**TASK INSTRUCTIONS:** Your response should be an exact reproduction of the data below, beginning at the line containing "Give me the" and ending with the final line.
***** INPUT DATA *****
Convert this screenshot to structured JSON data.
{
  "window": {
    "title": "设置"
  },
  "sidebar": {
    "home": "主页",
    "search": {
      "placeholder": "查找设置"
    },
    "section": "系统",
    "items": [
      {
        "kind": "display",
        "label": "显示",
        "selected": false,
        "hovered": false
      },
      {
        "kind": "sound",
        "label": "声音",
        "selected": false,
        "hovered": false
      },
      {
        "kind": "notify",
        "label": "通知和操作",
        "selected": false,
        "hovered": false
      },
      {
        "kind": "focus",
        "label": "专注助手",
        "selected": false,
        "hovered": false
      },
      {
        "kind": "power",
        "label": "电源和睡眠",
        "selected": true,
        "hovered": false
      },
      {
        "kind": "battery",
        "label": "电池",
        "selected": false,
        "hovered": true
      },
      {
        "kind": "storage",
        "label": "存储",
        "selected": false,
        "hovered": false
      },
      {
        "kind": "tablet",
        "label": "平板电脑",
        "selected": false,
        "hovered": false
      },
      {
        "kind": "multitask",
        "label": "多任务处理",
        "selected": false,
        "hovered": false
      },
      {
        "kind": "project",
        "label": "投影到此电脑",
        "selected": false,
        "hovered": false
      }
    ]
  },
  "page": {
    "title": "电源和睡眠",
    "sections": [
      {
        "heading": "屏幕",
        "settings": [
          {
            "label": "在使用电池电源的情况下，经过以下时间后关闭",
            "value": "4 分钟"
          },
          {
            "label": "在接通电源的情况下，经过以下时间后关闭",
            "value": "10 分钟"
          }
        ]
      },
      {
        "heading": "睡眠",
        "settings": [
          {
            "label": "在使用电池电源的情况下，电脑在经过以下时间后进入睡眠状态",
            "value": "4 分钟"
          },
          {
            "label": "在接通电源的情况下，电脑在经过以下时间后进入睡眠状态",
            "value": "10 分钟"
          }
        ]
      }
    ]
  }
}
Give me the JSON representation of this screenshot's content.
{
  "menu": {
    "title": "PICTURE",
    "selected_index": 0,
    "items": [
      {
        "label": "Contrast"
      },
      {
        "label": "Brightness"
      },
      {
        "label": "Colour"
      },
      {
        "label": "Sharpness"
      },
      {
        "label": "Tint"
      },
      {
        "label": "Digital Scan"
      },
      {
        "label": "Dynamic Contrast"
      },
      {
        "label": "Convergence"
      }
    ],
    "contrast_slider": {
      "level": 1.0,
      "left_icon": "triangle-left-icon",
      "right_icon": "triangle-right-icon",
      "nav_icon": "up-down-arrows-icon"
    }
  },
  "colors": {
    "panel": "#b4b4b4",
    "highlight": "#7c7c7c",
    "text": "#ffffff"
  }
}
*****
**WORKED SOLUTION:**
Give me the JSON representation of this screenshot's content.
{
  "menu": {
    "title": "PICTURE",
    "selected_index": 0,
    "items": [
      {
        "label": "Contrast"
      },
      {
        "label": "Brightness"
      },
      {
        "label": "Colour"
      },
      {
        "label": "Sharpness"
      },
      {
        "label": "Tint"
      },
      {
        "label": "Digital Scan"
      },
      {
        "label": "Dynamic Contrast"
      },
      {
        "label": "Convergence"
      }
    ],
    "contrast_slider": {
      "level": 1.0,
      "left_icon": "triangle-left-icon",
      "right_icon": "triangle-right-icon",
      "nav_icon": "up-down-arrows-icon"
    }
  },
  "colors": {
    "panel": "#b4b4b4",
    "highlight": "#7c7c7c",
    "text": "#ffffff"
  }
}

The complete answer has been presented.